Sultanabad rugs and carpets are floor coverings of distinctive design made in Arak, Iran (formerly known as Soltân Âbâd or Sultanabad) since the 19th century.


The city of Sultanabad (now known as Arak) was founded in 1808 and later became the major center of rug production in Iran.[1]

Ziegler & Co.[edit]

Beginning in the second half of the nineteenth century, a large increase in demand for Persian rugs by Western consumers transformed a millennia old art form. During the late 19th century, in 1883, the Manchester, England, based Anglo-Swiss firm of Ziegler & Co. established a manufactory, the sole objective of which was to produce Sultanabad rugs to meet western tastes and demands. Western designers modified classical Persian designs, marking the first time westerners directly affected Persian designs (beyond influence through market demand). In step with the beginning of the Arts and Crafts Movement, Ziegler modified designs to be larger size, along with a larger rug size to suit western room specifications. Arak's palette changed, as colors were softened in an effort to appeal to European and American tastes.[1]


Most similar to the Sultanabads are Heriz and Serapi rugs; this similarity being attributed to the magnificent graphic character of the designs. Yet within this similarity, the line work of the Heriz/Serapis is always more curvilinear and classical. Sultanabads share with Persian rugs all-over designs of palmettes and vinescrolls, but as they use a larger, suppler weave, the Sultanabad designs tend to be larger as well.


The most popular color of the Sultanabad repertoire was a deep rose red. The red dye was created by bathing wool for two days in madder and whey after which it was scoured for nearly another two days with running water.[2]

Other designs from Arak region[edit]

Other types of Sultanabad designs may include production from Mushkabad. Farahan, Sarouk and Garous[3] were also made in the Arak region, though are wholly different.[2]

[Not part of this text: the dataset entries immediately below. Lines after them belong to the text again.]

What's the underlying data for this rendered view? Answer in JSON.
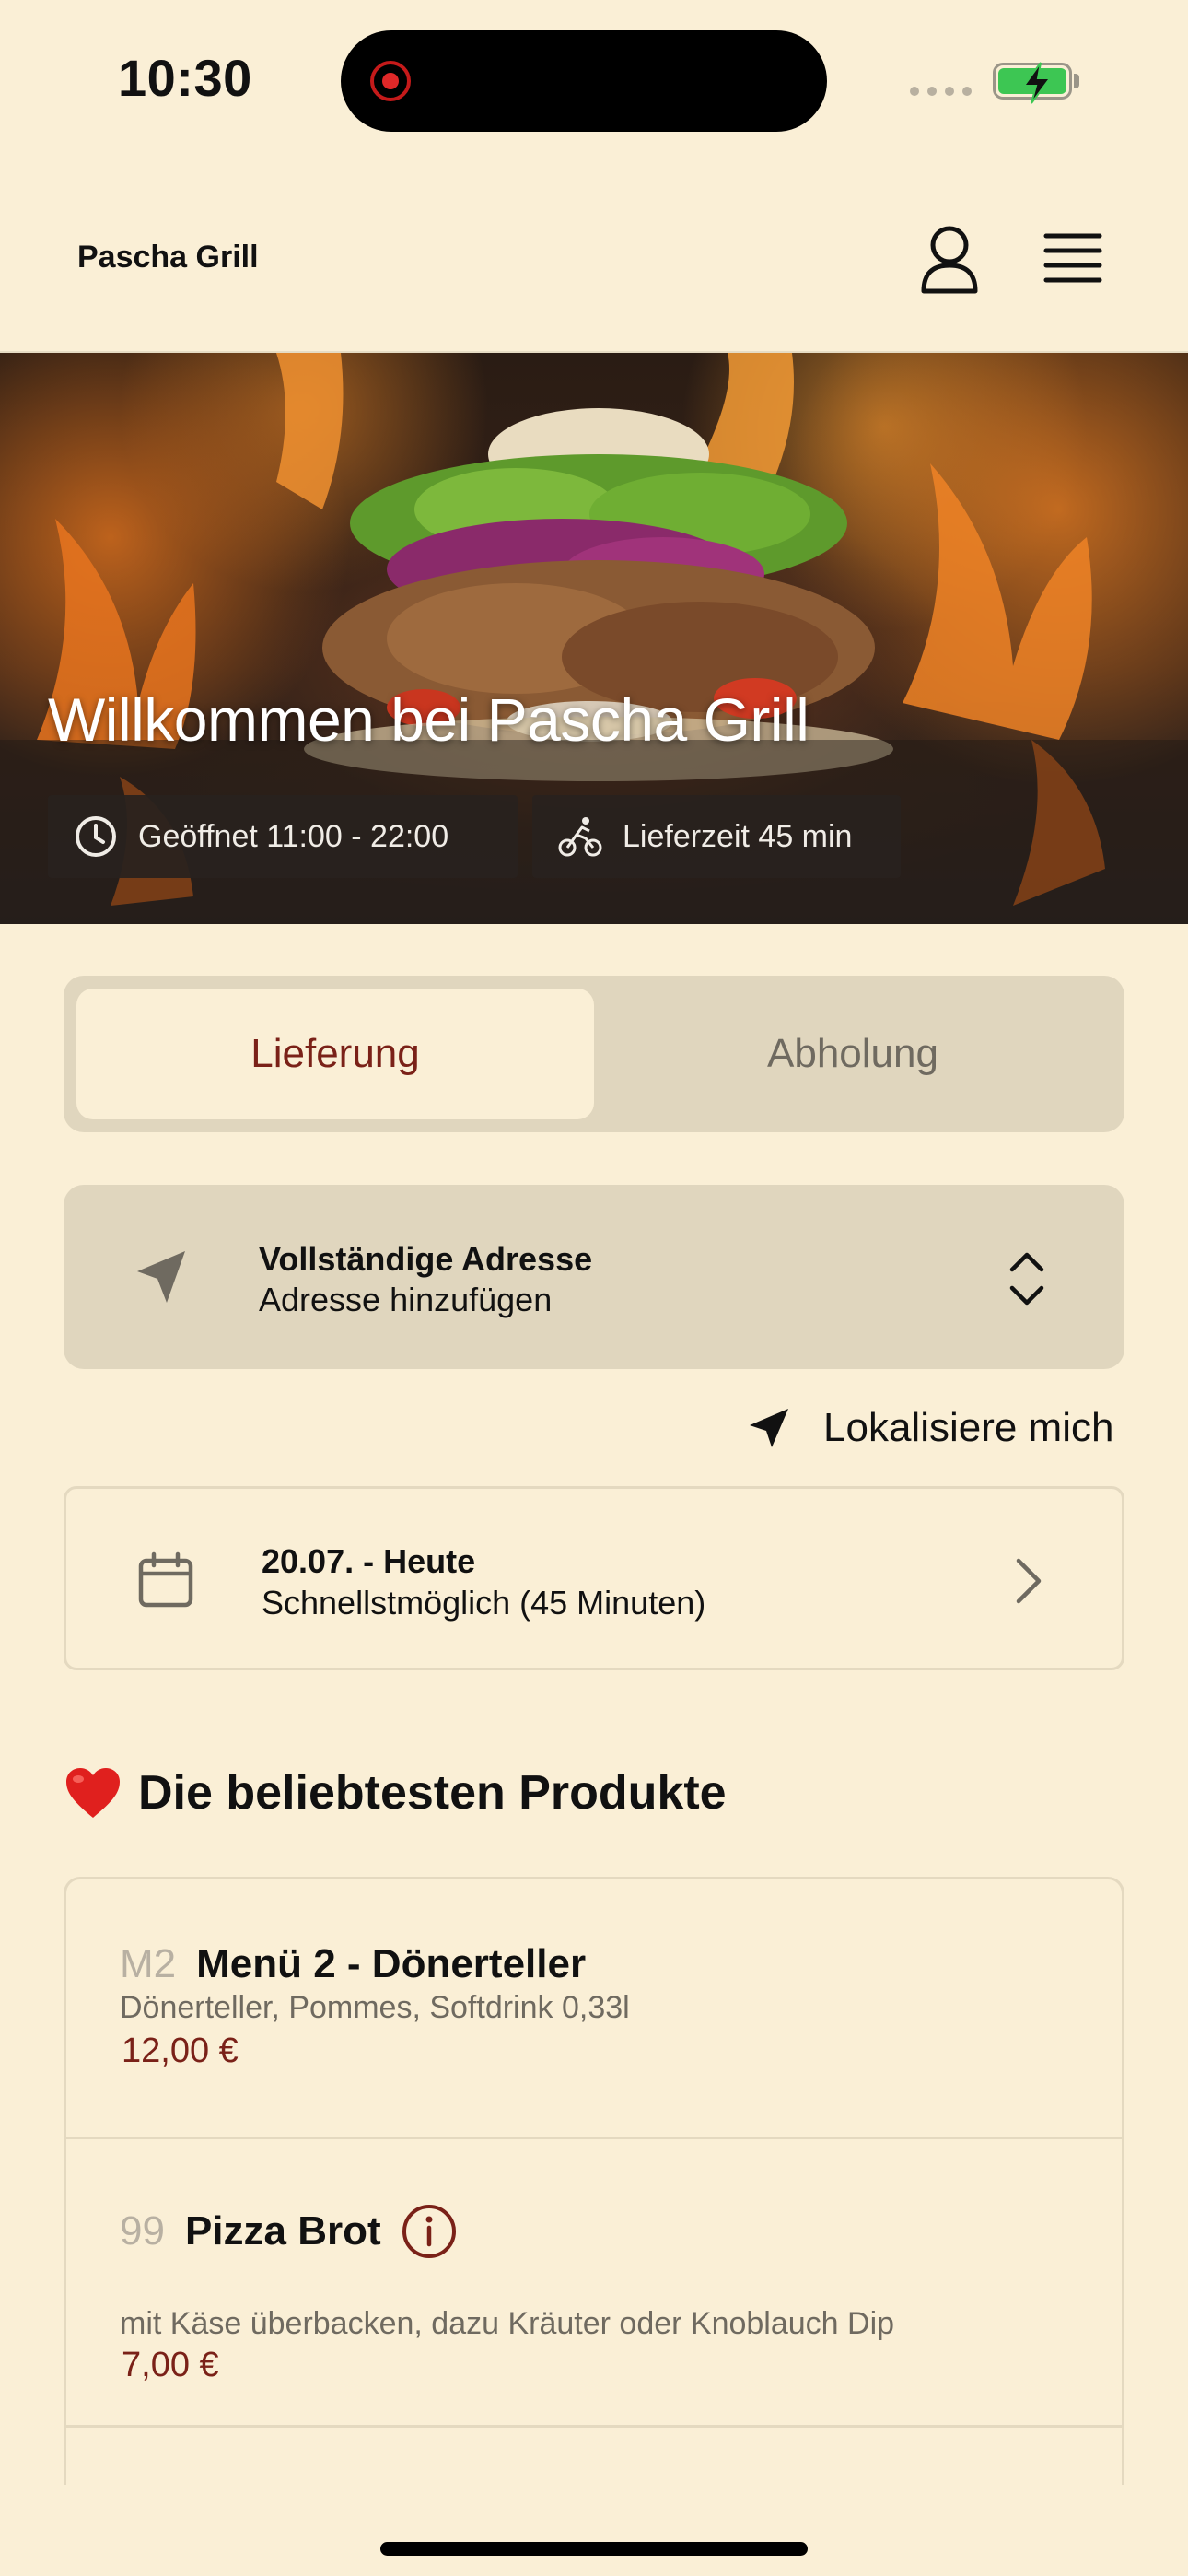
{
  "status_bar": {
    "time": "10:30"
  },
  "header": {
    "brand": "Pascha Grill",
    "profile_icon": "person-icon",
    "menu_icon": "hamburger-menu-icon"
  },
  "hero": {
    "title": "Willkommen bei Pascha Grill",
    "hours_label": "Geöffnet 11:00 - 22:00",
    "delivery_label": "Lieferzeit 45 min",
    "hours_icon": "clock-icon",
    "delivery_icon": "cyclist-icon"
  },
  "order_mode": {
    "tabs": [
      {
        "label": "Lieferung",
        "active": true
      },
      {
        "label": "Abholung",
        "active": false
      }
    ]
  },
  "address": {
    "title": "Vollständige Adresse",
    "subtitle": "Adresse hinzufügen",
    "locate_label": "Lokalisiere mich"
  },
  "schedule": {
    "date": "20.07. - Heute",
    "time": "Schnellstmöglich (45 Minuten)"
  },
  "popular": {
    "title": "Die beliebtesten Produkte",
    "products": [
      {
        "number": "M2",
        "name": "Menü 2 - Dönerteller",
        "description": "Dönerteller, Pommes, Softdrink 0,33l",
        "price": "12,00 €"
      },
      {
        "number": "99",
        "name": "Pizza Brot",
        "description": "mit Käse überbacken, dazu Kräuter oder Knoblauch Dip",
        "price": "7,00 €",
        "has_info": true
      }
    ]
  },
  "colors": {
    "background": "#FAEFD6",
    "surface": "#E0D6BE",
    "accent": "#7A2118",
    "battery": "#3DC653"
  }
}
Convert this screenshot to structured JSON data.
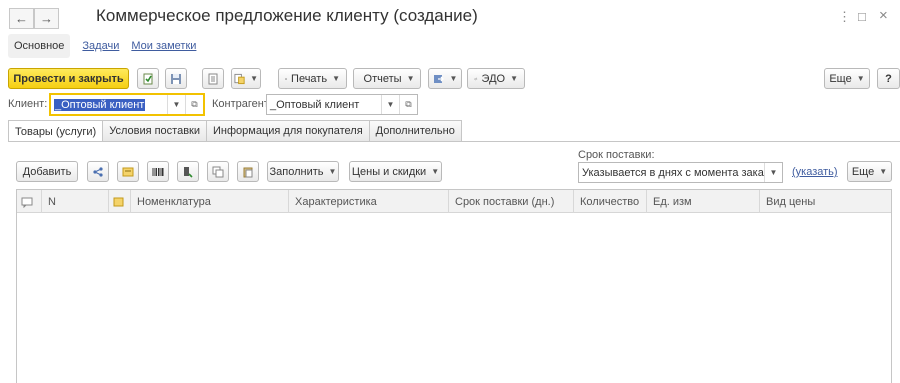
{
  "window": {
    "title": "Коммерческое предложение клиенту (создание)",
    "back_glyph": "←",
    "forward_glyph": "→",
    "menu_glyph": "⋮",
    "restore_glyph": "□",
    "close_glyph": "×"
  },
  "subnav": {
    "main": "Основное",
    "tasks": "Задачи",
    "notes": "Мои заметки"
  },
  "toolbar": {
    "post_close": "Провести и закрыть",
    "print": "Печать",
    "reports": "Отчеты",
    "edo": "ЭДО",
    "more": "Еще",
    "help": "?"
  },
  "form": {
    "client_label": "Клиент:",
    "client_value": "_Оптовый клиент",
    "counterparty_label": "Контрагент:",
    "counterparty_value": "_Оптовый клиент"
  },
  "tabs": [
    {
      "label": "Товары (услуги)",
      "active": true
    },
    {
      "label": "Условия поставки",
      "active": false
    },
    {
      "label": "Информация для покупателя",
      "active": false
    },
    {
      "label": "Дополнительно",
      "active": false
    }
  ],
  "goods_toolbar": {
    "add": "Добавить",
    "fill": "Заполнить",
    "prices": "Цены и скидки",
    "delivery_label": "Срок поставки:",
    "delivery_value": "Указывается в днях с момента заказа",
    "specify_link": "(указать)",
    "more": "Еще"
  },
  "table": {
    "columns": [
      "N",
      "Номенклатура",
      "Характеристика",
      "Срок поставки (дн.)",
      "Количество",
      "Ед. изм",
      "Вид цены"
    ],
    "rows": []
  },
  "colors": {
    "primary_button": "#f5cf12",
    "link": "#3f5c9f",
    "selection": "#3a5fc2",
    "active_field_border": "#f2c200"
  }
}
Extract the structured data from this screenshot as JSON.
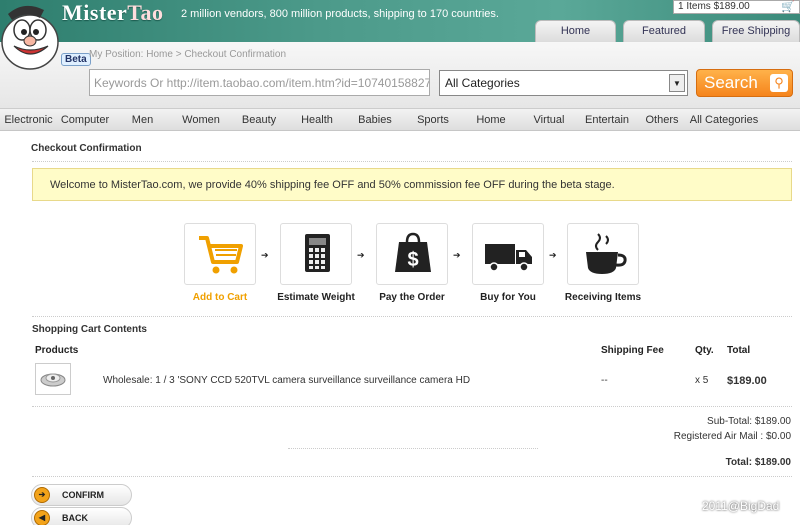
{
  "brand": {
    "part1": "Mister",
    "part2": "Tao",
    "tagline": "2 million vendors, 800 million products, shipping to 170 countries.",
    "beta": "Beta"
  },
  "minicart": {
    "text": "1 Items $189.00"
  },
  "nav": [
    {
      "label": "Home"
    },
    {
      "label": "Featured"
    },
    {
      "label": "Free Shipping"
    }
  ],
  "breadcrumb": "My Position: Home > Checkout Confirmation",
  "search": {
    "value": "Keywords Or http://item.taobao.com/item.htm?id=10740158827",
    "category": "All Categories",
    "button": "Search"
  },
  "categories": [
    "Electronic",
    "Computer",
    "Men",
    "Women",
    "Beauty",
    "Health",
    "Babies",
    "Sports",
    "Home",
    "Virtual",
    "Entertain",
    "Others",
    "All Categories"
  ],
  "page": {
    "title": "Checkout Confirmation",
    "welcome": "Welcome to MisterTao.com, we provide 40% shipping fee OFF and 50% commission fee OFF during the beta stage."
  },
  "steps": [
    {
      "label": "Add to Cart",
      "icon": "cart-icon",
      "active": true
    },
    {
      "label": "Estimate Weight",
      "icon": "calculator-icon",
      "active": false
    },
    {
      "label": "Pay the Order",
      "icon": "shopping-bag-dollar-icon",
      "active": false
    },
    {
      "label": "Buy for You",
      "icon": "truck-icon",
      "active": false
    },
    {
      "label": "Receiving Items",
      "icon": "coffee-cup-icon",
      "active": false
    }
  ],
  "cart": {
    "title": "Shopping Cart Contents",
    "headers": {
      "products": "Products",
      "shipping": "Shipping Fee",
      "qty": "Qty.",
      "total": "Total"
    },
    "items": [
      {
        "name": "Wholesale: 1 / 3 'SONY CCD 520TVL camera surveillance surveillance camera HD",
        "shipping": "--",
        "qty": "x 5",
        "total": "$189.00"
      }
    ],
    "subtotal": "Sub-Total: $189.00",
    "airmail": "Registered Air Mail : $0.00",
    "total_label": "Total:",
    "total_value": "$189.00"
  },
  "buttons": {
    "confirm": "CONFIRM",
    "back": "BACK"
  },
  "watermark": "2011@BigDad"
}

  1. ^ a b Neff, Ivan C. and Carol V. Maggs. Dictionary of Oriental Rugs. London: A.D. Donker Ltd, 1977. ISBN 978-0-949937-35-3
  2. ^ a b Eiland, Murray L. Oriental Rugs. Boston: New York Graphic Society, 1976.ISBN 9780821206430
  3. ^ "Ramezani". Ramezani London Rugs. Retrieved 2019-02-09.